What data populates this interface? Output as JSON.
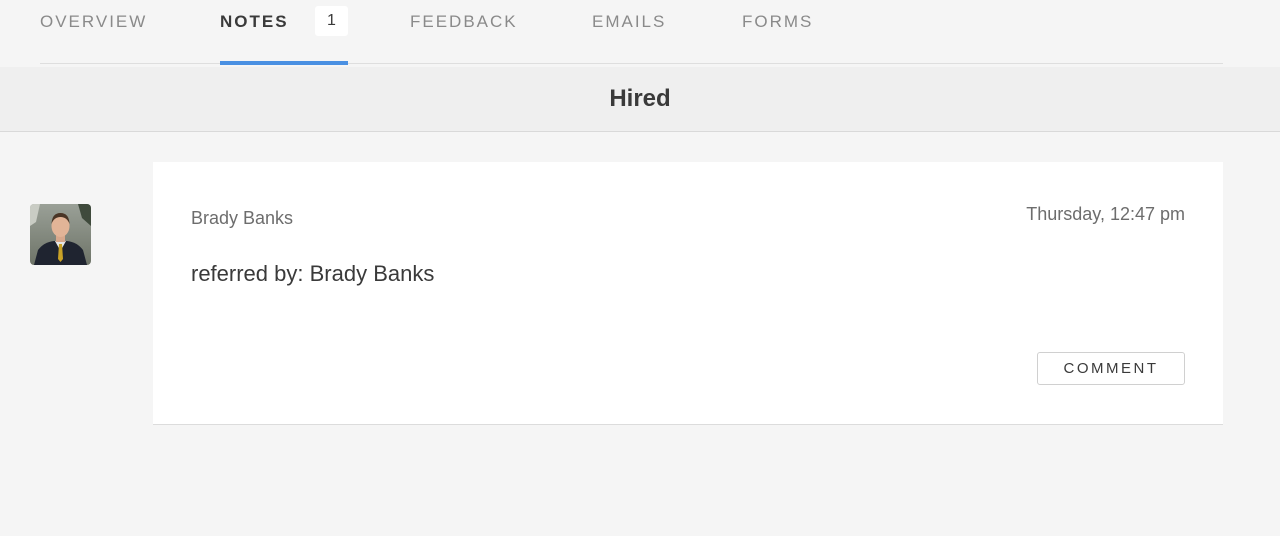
{
  "tabs": [
    {
      "label": "OVERVIEW",
      "active": false
    },
    {
      "label": "NOTES",
      "active": true,
      "badge": "1"
    },
    {
      "label": "FEEDBACK",
      "active": false
    },
    {
      "label": "EMAILS",
      "active": false
    },
    {
      "label": "FORMS",
      "active": false
    }
  ],
  "stage": {
    "title": "Hired"
  },
  "note": {
    "author": "Brady Banks",
    "timestamp": "Thursday, 12:47 pm",
    "body": "referred by: Brady Banks",
    "comment_label": "COMMENT"
  },
  "colors": {
    "accent": "#4a90e2",
    "background": "#f5f5f5",
    "card": "#ffffff"
  },
  "icons": {
    "avatar": "user-avatar-photo"
  }
}
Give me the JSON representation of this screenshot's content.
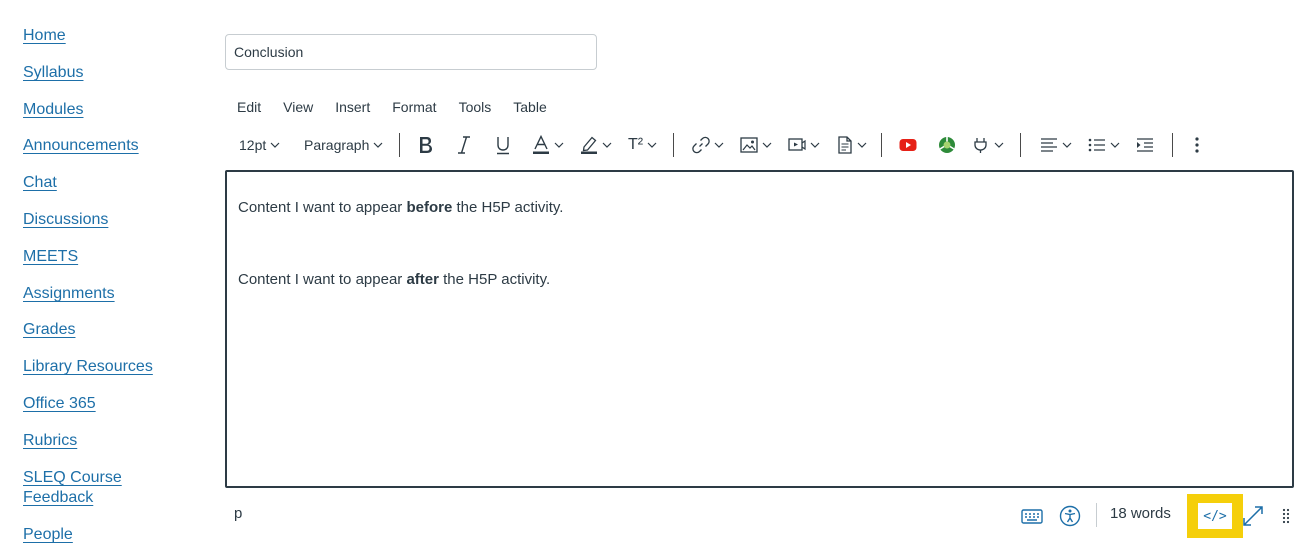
{
  "sidebar": {
    "items": [
      {
        "label": "Home"
      },
      {
        "label": "Syllabus"
      },
      {
        "label": "Modules"
      },
      {
        "label": "Announcements"
      },
      {
        "label": "Chat"
      },
      {
        "label": "Discussions"
      },
      {
        "label": "MEETS"
      },
      {
        "label": "Assignments"
      },
      {
        "label": "Grades"
      },
      {
        "label": "Library Resources"
      },
      {
        "label": "Office 365"
      },
      {
        "label": "Rubrics"
      },
      {
        "label": "SLEQ Course"
      },
      {
        "label": "Feedback"
      },
      {
        "label": "People"
      }
    ]
  },
  "title_input": {
    "value": "Conclusion"
  },
  "menubar": {
    "items": [
      "Edit",
      "View",
      "Insert",
      "Format",
      "Tools",
      "Table"
    ]
  },
  "toolbar": {
    "font_size": "12pt",
    "block_format": "Paragraph",
    "superscript_label": "T²",
    "icons": [
      "bold-icon",
      "italic-icon",
      "underline-icon",
      "text-color-icon",
      "highlight-icon",
      "superscript-icon",
      "link-icon",
      "image-icon",
      "media-icon",
      "document-icon",
      "youtube-icon",
      "app-icon",
      "plugin-icon",
      "align-icon",
      "list-icon",
      "indent-icon",
      "more-icon"
    ]
  },
  "editor": {
    "p1": {
      "before": "Content I want to appear ",
      "bold": "before",
      "after": " the H5P activity."
    },
    "p2": {
      "before": "Content I want to appear ",
      "bold": "after",
      "after": " the H5P activity."
    }
  },
  "statusbar": {
    "path": "p",
    "word_count": "18 words",
    "html_editor_label": "</>",
    "icons": [
      "keyboard-icon",
      "accessibility-icon",
      "fullscreen-icon",
      "resize-handle-icon"
    ]
  },
  "colors": {
    "link": "#1d6fa8",
    "highlight_box": "#f5cf0a",
    "text": "#2d3b45",
    "youtube": "#e62117",
    "app_green": "#2e8b3a"
  }
}
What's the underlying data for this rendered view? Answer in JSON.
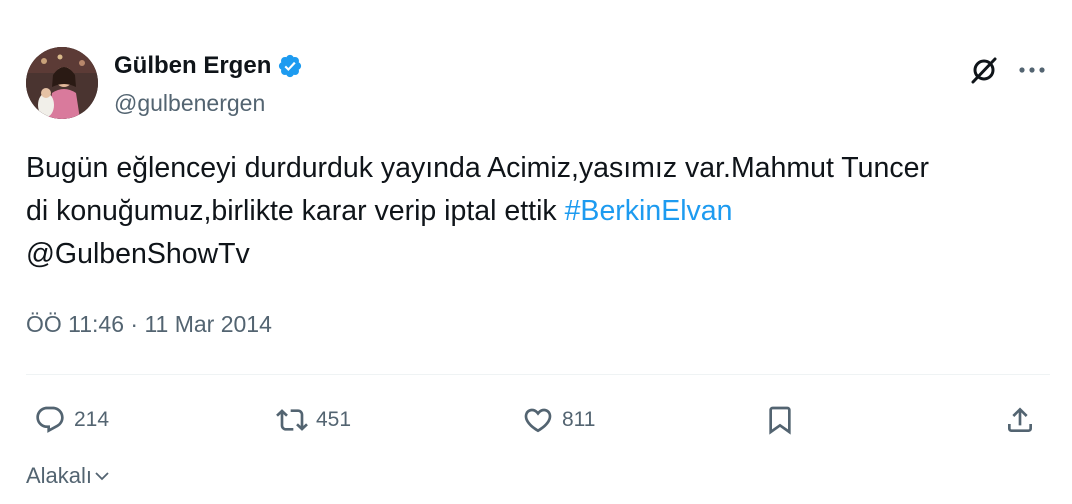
{
  "tweet": {
    "author": {
      "display_name": "Gülben Ergen",
      "handle": "@gulbenergen",
      "verified": true
    },
    "text_lines": [
      {
        "plain": "Bugün eğlenceyi durdurduk yayında Acimiz,yasımız var.Mahmut Tuncer",
        "hashtag": ""
      },
      {
        "plain": "di konuğumuz,birlikte karar verip iptal ettik ",
        "hashtag": "#BerkinElvan"
      },
      {
        "plain": "@GulbenShowTv",
        "hashtag": ""
      }
    ],
    "timestamp": "ÖÖ 11:46 · 11 Mar 2014"
  },
  "actions": {
    "reply_count": "214",
    "retweet_count": "451",
    "like_count": "811"
  },
  "sort": {
    "label": "Alakalı"
  },
  "colors": {
    "text": "#0f1419",
    "secondary": "#536471",
    "accent": "#1d9bf0",
    "divider": "#eff3f4"
  },
  "icons": [
    "verified-icon",
    "grok-icon",
    "more-icon",
    "reply-icon",
    "retweet-icon",
    "like-icon",
    "bookmark-icon",
    "share-icon",
    "chevron-down-icon"
  ]
}
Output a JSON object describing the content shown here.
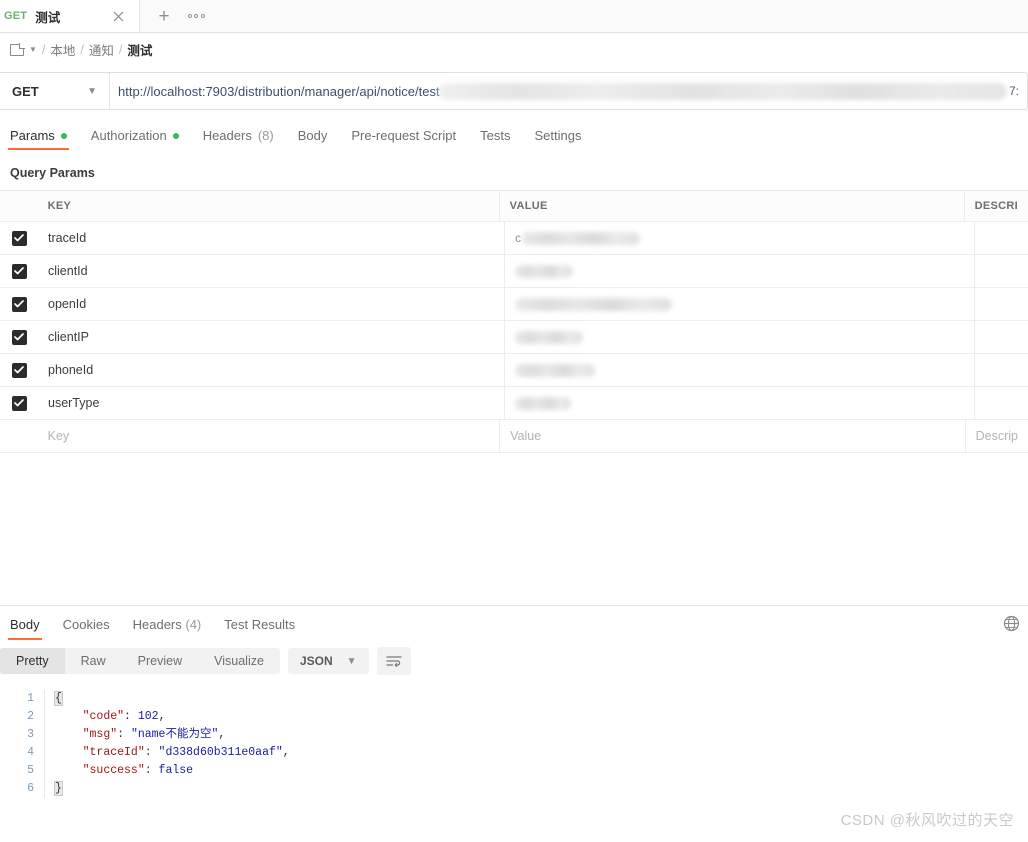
{
  "tab": {
    "method": "GET",
    "title": "测试",
    "close_icon": "close-icon",
    "new_tab_icon": "plus-icon",
    "more_icon": "more-options-icon"
  },
  "breadcrumb": {
    "folder_icon": "folder-icon",
    "caret_icon": "chevron-down-icon",
    "sep": "/",
    "items": [
      "本地",
      "通知",
      "测试"
    ]
  },
  "url_bar": {
    "method": "GET",
    "caret_icon": "chevron-down-icon",
    "url_visible": "http://localhost:7903/distribution/manager/api/notice/test",
    "url_redacted": true,
    "url_tail": "7:"
  },
  "request_tabs": [
    {
      "label": "Params",
      "dot": true,
      "active": true
    },
    {
      "label": "Authorization",
      "dot": true,
      "active": false
    },
    {
      "label": "Headers",
      "count": "(8)",
      "active": false
    },
    {
      "label": "Body",
      "active": false
    },
    {
      "label": "Pre-request Script",
      "active": false
    },
    {
      "label": "Tests",
      "active": false
    },
    {
      "label": "Settings",
      "active": false
    }
  ],
  "params": {
    "section_title": "Query Params",
    "columns": [
      "KEY",
      "VALUE",
      "DESCRI"
    ],
    "rows": [
      {
        "checked": true,
        "key": "traceId",
        "value_redacted": true,
        "value_lead": "c",
        "description": ""
      },
      {
        "checked": true,
        "key": "clientId",
        "value_redacted": true,
        "value_lead": "",
        "description": ""
      },
      {
        "checked": true,
        "key": "openId",
        "value_redacted": true,
        "value_lead": "",
        "description": ""
      },
      {
        "checked": true,
        "key": "clientIP",
        "value_redacted": true,
        "value_lead": "",
        "description": ""
      },
      {
        "checked": true,
        "key": "phoneId",
        "value_redacted": true,
        "value_lead": "",
        "description": ""
      },
      {
        "checked": true,
        "key": "userType",
        "value_redacted": true,
        "value_lead": "",
        "description": ""
      }
    ],
    "empty_row": {
      "key_placeholder": "Key",
      "value_placeholder": "Value",
      "description_placeholder": "Descrip"
    }
  },
  "response": {
    "tabs": [
      {
        "label": "Body",
        "active": true
      },
      {
        "label": "Cookies",
        "active": false
      },
      {
        "label": "Headers",
        "count": "(4)",
        "active": false
      },
      {
        "label": "Test Results",
        "active": false
      }
    ],
    "globe_icon": "globe-icon",
    "view_modes": [
      {
        "label": "Pretty",
        "active": true
      },
      {
        "label": "Raw",
        "active": false
      },
      {
        "label": "Preview",
        "active": false
      },
      {
        "label": "Visualize",
        "active": false
      }
    ],
    "format": "JSON",
    "format_caret_icon": "chevron-down-icon",
    "wrap_icon": "wrap-lines-icon",
    "body_lines": [
      {
        "n": "1",
        "text": "{"
      },
      {
        "n": "2",
        "key": "\"code\"",
        "sep": ": ",
        "val": "102",
        "val_type": "number",
        "trail": ","
      },
      {
        "n": "3",
        "key": "\"msg\"",
        "sep": ": ",
        "val": "\"name不能为空\"",
        "val_type": "string",
        "trail": ","
      },
      {
        "n": "4",
        "key": "\"traceId\"",
        "sep": ": ",
        "val": "\"d338d60b311e0aaf\"",
        "val_type": "string",
        "trail": ","
      },
      {
        "n": "5",
        "key": "\"success\"",
        "sep": ": ",
        "val": "false",
        "val_type": "boolean",
        "trail": ""
      },
      {
        "n": "6",
        "text": "}"
      }
    ]
  },
  "watermark": "CSDN @秋风吹过的天空",
  "colors": {
    "accent": "#ff6c37",
    "method_get": "#6bb26b",
    "dot_green": "#3ab75a",
    "json_key": "#a31515",
    "json_value": "#1a1aa6",
    "gutter": "#7d9ab5"
  }
}
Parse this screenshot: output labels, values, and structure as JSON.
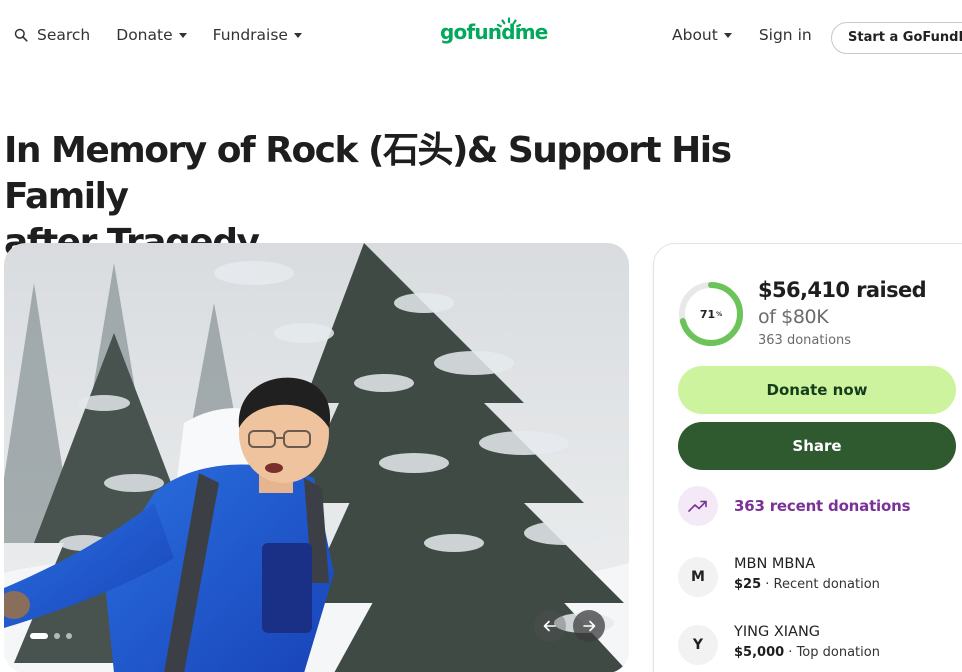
{
  "header": {
    "search_label": "Search",
    "donate_label": "Donate",
    "fundraise_label": "Fundraise",
    "logo_text": "gofundme",
    "about_label": "About",
    "signin_label": "Sign in",
    "start_label": "Start a GoFundMe"
  },
  "campaign": {
    "title_line1": "In Memory of Rock (石头)& Support His Family",
    "title_line2": "after Tragedy"
  },
  "carousel": {
    "prev_icon": "arrow-left-icon",
    "next_icon": "arrow-right-icon"
  },
  "progress": {
    "percent": 71,
    "percent_text": "71",
    "percent_symbol": "%",
    "raised": "$56,410 raised",
    "goal": "of $80K",
    "donations_count": "363 donations"
  },
  "actions": {
    "donate_label": "Donate now",
    "share_label": "Share"
  },
  "recent": {
    "label": "363 recent donations",
    "icon": "trending-up-icon"
  },
  "donations": [
    {
      "initial": "M",
      "name": "MBN MBNA",
      "amount": "$25",
      "type": " · Recent donation"
    },
    {
      "initial": "Y",
      "name": "YING XIANG",
      "amount": "$5,000",
      "type": " · Top donation"
    }
  ],
  "colors": {
    "brand_green": "#02a95c",
    "donate_bg": "#cdf39f",
    "share_bg": "#2f5a30",
    "recent_purple": "#7b3298"
  }
}
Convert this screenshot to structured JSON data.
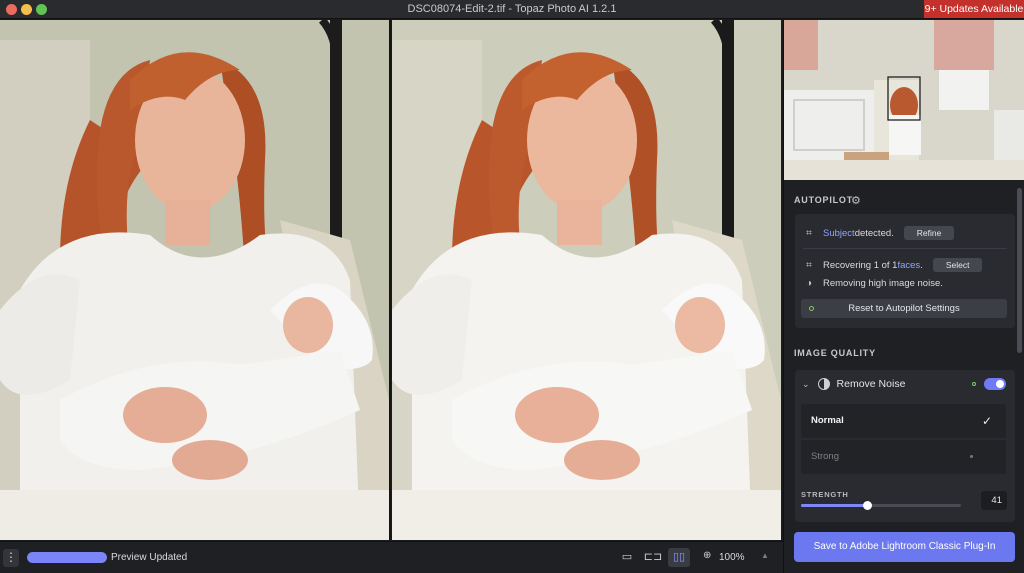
{
  "window": {
    "title": "DSC08074-Edit-2.tif - Topaz Photo AI 1.2.1",
    "updates_badge": "9+ Updates Available"
  },
  "autopilot": {
    "title": "AUTOPILOT",
    "subject_link": "Subject",
    "subject_rest": " detected.",
    "refine_label": "Refine",
    "faces_prefix": "Recovering 1 of 1 ",
    "faces_link": "faces",
    "faces_suffix": ".",
    "select_label": "Select",
    "noise_text": "Removing high image noise.",
    "reset_label": "Reset to Autopilot Settings"
  },
  "image_quality": {
    "title": "IMAGE QUALITY",
    "remove_noise": {
      "label": "Remove Noise",
      "enabled": true,
      "options": [
        "Normal",
        "Strong"
      ],
      "selected": "Normal",
      "strength_label": "STRENGTH",
      "strength_value": "41",
      "strength_fraction": 0.41
    }
  },
  "save_button": "Save to Adobe Lightroom Classic Plug-In",
  "bottom_bar": {
    "menu_glyph": "⋮",
    "progress_fraction": 1.0,
    "preview_status": "Preview Updated",
    "zoom": "100%",
    "view_modes": [
      "single",
      "split",
      "side-by-side"
    ],
    "active_view": "side-by-side"
  },
  "icons": {
    "subject": "subject-detect-icon",
    "face": "face-detect-icon",
    "noise": "noise-icon",
    "gear": "gear-icon",
    "zoom": "magnifier-icon"
  },
  "colors": {
    "accent": "#6b78ef",
    "updates_red": "#c4302b",
    "link_blue": "#8fa6ff"
  }
}
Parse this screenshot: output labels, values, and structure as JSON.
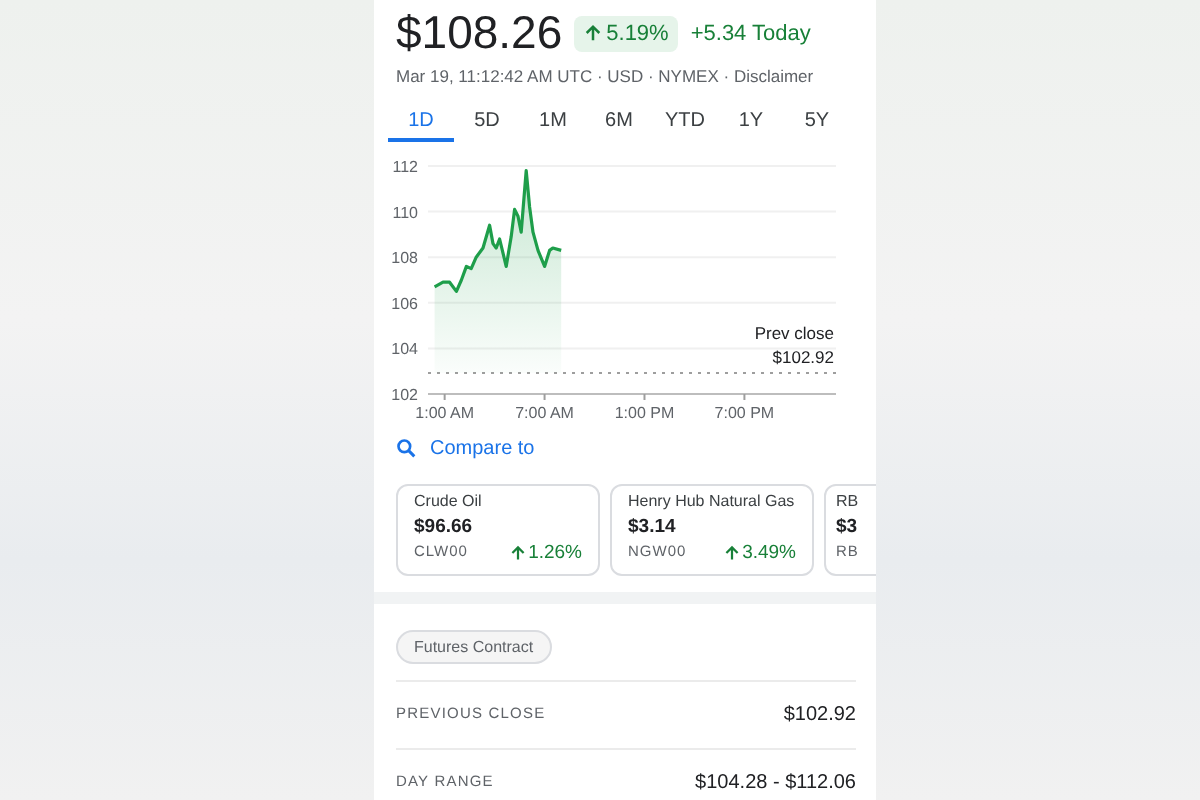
{
  "quote": {
    "price": "$108.26",
    "change_percent": "5.19%",
    "change_today": "+5.34 Today",
    "meta": "Mar 19, 11:12:42 AM UTC · USD · NYMEX · Disclaimer"
  },
  "ranges": [
    {
      "label": "1D",
      "selected": true
    },
    {
      "label": "5D",
      "selected": false
    },
    {
      "label": "1M",
      "selected": false
    },
    {
      "label": "6M",
      "selected": false
    },
    {
      "label": "YTD",
      "selected": false
    },
    {
      "label": "1Y",
      "selected": false
    },
    {
      "label": "5Y",
      "selected": false
    }
  ],
  "chart": {
    "chart_data": {
      "type": "area",
      "x": [
        0.4,
        0.9,
        1.3,
        1.7,
        2.0,
        2.3,
        2.6,
        2.9,
        3.3,
        3.7,
        3.9,
        4.1,
        4.3,
        4.7,
        5.0,
        5.2,
        5.4,
        5.6,
        5.9,
        6.1,
        6.3,
        6.6,
        7.0,
        7.3,
        7.5,
        8.0
      ],
      "series": [
        {
          "color": "#1e9e4a",
          "values": [
            106.7,
            106.9,
            106.9,
            106.5,
            107.0,
            107.6,
            107.5,
            108.0,
            108.4,
            109.4,
            108.6,
            108.4,
            108.8,
            107.6,
            108.9,
            110.1,
            109.8,
            109.1,
            111.8,
            110.2,
            109.1,
            108.3,
            107.6,
            108.3,
            108.4,
            108.3
          ]
        }
      ],
      "xlim": [
        0,
        24.5
      ],
      "ylim": [
        102,
        112
      ],
      "xticks": [
        {
          "value": 1,
          "label": "1:00 AM"
        },
        {
          "value": 7,
          "label": "7:00 AM"
        },
        {
          "value": 13,
          "label": "1:00 PM"
        },
        {
          "value": 19,
          "label": "7:00 PM"
        }
      ],
      "yticks": [
        102,
        104,
        106,
        108,
        110,
        112
      ],
      "grid": true,
      "ref_lines": [
        {
          "axis": "y",
          "value": 102.92,
          "label": "Prev close"
        }
      ],
      "annotations": [
        "$102.92"
      ]
    }
  },
  "compare": {
    "label": "Compare to",
    "cards": [
      {
        "name": "Crude Oil",
        "price": "$96.66",
        "symbol": "CLW00",
        "change": "1.26%"
      },
      {
        "name": "Henry Hub Natural Gas",
        "price": "$3.14",
        "symbol": "NGW00",
        "change": "3.49%"
      },
      {
        "name": "RB",
        "price": "$3",
        "symbol": "RB"
      }
    ]
  },
  "chip": "Futures Contract",
  "stats": [
    {
      "label": "PREVIOUS CLOSE",
      "value": "$102.92"
    },
    {
      "label": "DAY RANGE",
      "value": "$104.28 - $112.06"
    }
  ]
}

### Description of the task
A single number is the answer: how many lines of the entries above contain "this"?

### Result
6